    Posts
    72
    Hey,

    thanks a lot. So you are saying that by increasing time and decreasing intensity you are actually getting faster? Good to know because I was not sure if I should stick to my short and sharp stuff or go longer with less intensity.

    I am following a plan I purchased from TrainingPeaks and it has (sometimes several) Zone 1 and 2 recovery rides every week so I assume it is properly planned from this perspective.

    I calculated the HR Zones after a 30 Minute TT with the several calculators they have as well on TrainingPeaks etc. Should be fairly accurate.

    The point with starting to fast to get to Zone 4 or 5 quickly seems plausible in my case. Need to time this a little different apparently.
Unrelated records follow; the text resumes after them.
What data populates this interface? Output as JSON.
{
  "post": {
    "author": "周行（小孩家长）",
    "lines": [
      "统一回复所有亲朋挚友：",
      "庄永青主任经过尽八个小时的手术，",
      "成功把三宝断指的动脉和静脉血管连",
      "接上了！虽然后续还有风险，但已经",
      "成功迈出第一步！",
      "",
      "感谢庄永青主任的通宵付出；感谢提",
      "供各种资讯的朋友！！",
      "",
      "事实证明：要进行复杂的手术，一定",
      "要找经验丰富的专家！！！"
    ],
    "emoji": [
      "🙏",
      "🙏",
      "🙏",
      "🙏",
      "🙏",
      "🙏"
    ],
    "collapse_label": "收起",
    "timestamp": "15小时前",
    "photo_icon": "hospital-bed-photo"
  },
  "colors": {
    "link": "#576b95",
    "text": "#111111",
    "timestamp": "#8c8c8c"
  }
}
  6. #6
    mtbr member
    Reputation: WR304's Avatar
    Join Date
    Jul 2004
    Posts
    3,415

    Difficulty getting HR up

    My suggestion if you've just gone from regularly riding 8 hours per week up to 15 hours per week would be to cut right back on the intensity work but maintain the volume. As the riding volume goes up it becomes increasingly hard to sustain doing both long hours and high intensity.
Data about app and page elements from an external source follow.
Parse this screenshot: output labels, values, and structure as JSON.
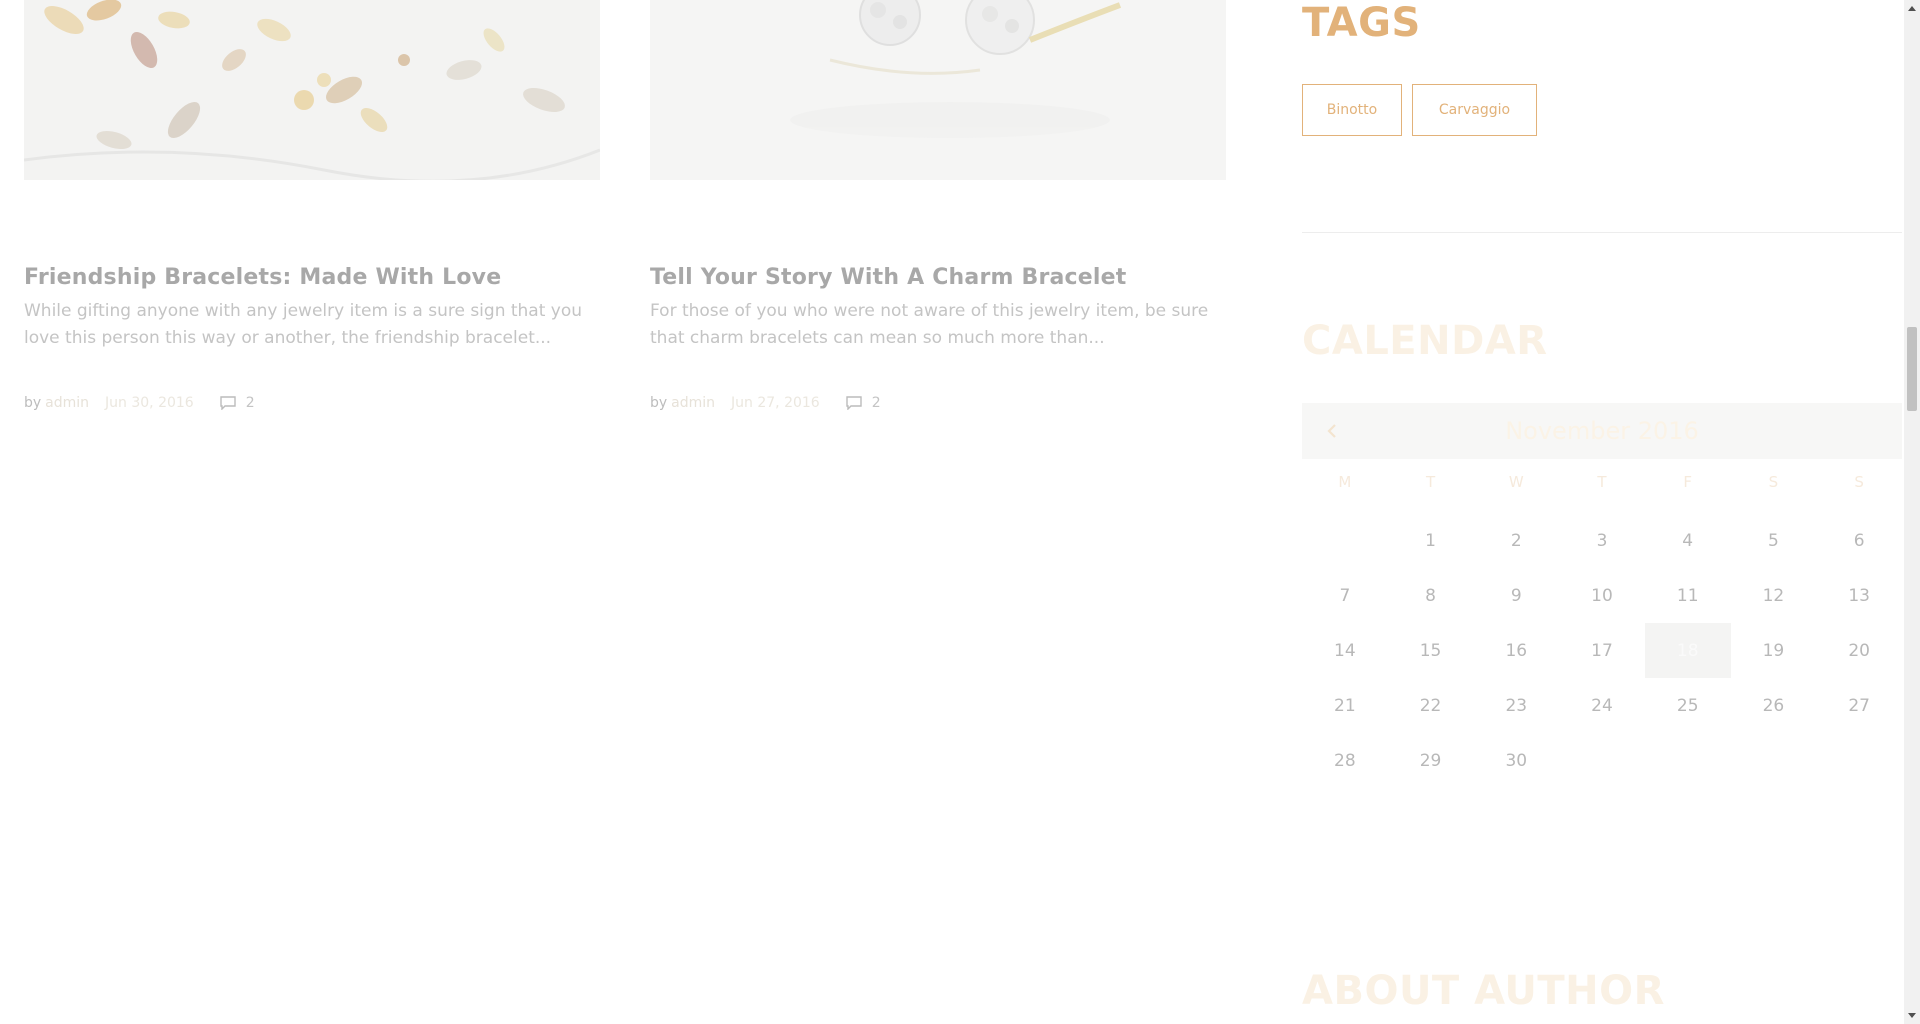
{
  "posts": [
    {
      "title": "Friendship Bracelets: Made With Love",
      "excerpt": "While gifting anyone with any jewelry item is a sure sign that you love this person this way or another, the friendship bracelet...",
      "by": "by",
      "author": "admin",
      "date": "Jun 30, 2016",
      "comments": "2"
    },
    {
      "title": "Tell Your Story With A Charm Bracelet",
      "excerpt": "For those of you who were not aware of this jewelry item, be sure that charm bracelets can mean so much more than...",
      "by": "by",
      "author": "admin",
      "date": "Jun 27, 2016",
      "comments": "2"
    }
  ],
  "sidebar": {
    "tags": {
      "title": "TAGS",
      "items": [
        "Binotto",
        "Carvaggio"
      ]
    },
    "calendar": {
      "title": "CALENDAR",
      "month": "November 2016",
      "prev_icon": "chevron-left-icon",
      "weekdays": [
        "M",
        "T",
        "W",
        "T",
        "F",
        "S",
        "S"
      ],
      "weeks": [
        [
          "",
          "1",
          "2",
          "3",
          "4",
          "5",
          "6"
        ],
        [
          "7",
          "8",
          "9",
          "10",
          "11",
          "12",
          "13"
        ],
        [
          "14",
          "15",
          "16",
          "17",
          "18",
          "19",
          "20"
        ],
        [
          "21",
          "22",
          "23",
          "24",
          "25",
          "26",
          "27"
        ],
        [
          "28",
          "29",
          "30",
          "",
          "",
          "",
          ""
        ]
      ],
      "today": "18"
    },
    "about": {
      "title": "ABOUT AUTHOR"
    }
  },
  "colors": {
    "accent": "#e2b27a",
    "accent_faded": "#faf1e4",
    "text_muted": "#b8b8b8"
  }
}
    Intervals waste of time?

    Give yourself time to get used to the increased volume and then take stock of how you're feeling.

    In terms of heart rate when doing plenty of mileage I frequently have no heart rate response at all. If I'm doing 15 to 20 hours per week riding my heart rate falls off a cliff. I'll be riding hard, setting personal bests for power output and the heart rate monitor will be saying recovery pace! Trust your instincts. If you feel good, despite the lack of heart rate response, then chances are you're going ok still.

  7. #7
    mtbr member
    Reputation:
    Join Date
    Dec 2012
    Posts
    72
    Thanks for the link. This is exactly what I was wondering about! And as for the HR: Spot on once again. PRs on Strava but I am riding low HR although it should be way up.

  8. #8
    VIP
    Reputation:
    Join Date
    Jun 2006
    Posts
    201
    Can't get it up, eh?

  9. #9
    mtbr member
    Reputation:
    Join Date
    Oct 2006
    Posts
    1,634
    You can also try and lower the load on your legs. Try spinning a faster than normal cadence, that should help stress your cardio system more and allow you to get the heart rate up for the same power level.

    Although, I agree this likely has more to do with the increase in training volume and fatigue. Do you know for a fact that your previous sharp efforts with the lower volume were in fact in the zone you're thinking they were in? (i.e., were you training with HR then?)

  10. #10
    mtbr member
    Reputation:
    Join Date
    Dec 2012
    Posts
    72
    Yeah I did train with HR all the time. Efforts were within the Zone. 20 minutes Zone 5 was possible then 10 minutes Zone 1/2 and another 20 Minutes Zone 4. All in all one hour only.

Similar Threads

  1. Difficulty Getting Behind The Saddle
    By utahheadgear in forum General Discussion
    Replies: 18
    Last Post: 09-19-2012, 08:20 AM
  2. Having difficulty with eggbeater / shoes
    By Blueliner in forum Apparel and Protection
    Replies: 20
    Last Post: 01-02-2012, 11:51 AM
  3. cassette - freehub difficulty
    By moon-age2 in forum General Discussion
    Replies: 8
    Last Post: 03-28-2011, 01:22 PM
  4. Difficulty with clipless pedals-I need help!
    By nevermiss in forum Clydesdales/Tall Riders
    Replies: 33
    Last Post: 03-28-2011, 12:25 PM
  5. Difficulty with Clipless Pedals-I need help!
    By nevermiss in forum General Discussion
    Replies: 27
    Last Post: 03-19-2011, 07:51 PM

Posting Permissions

  • You may not post new threads
  • You may not post replies
  • You may not post attachments
  • You may not edit your posts
  •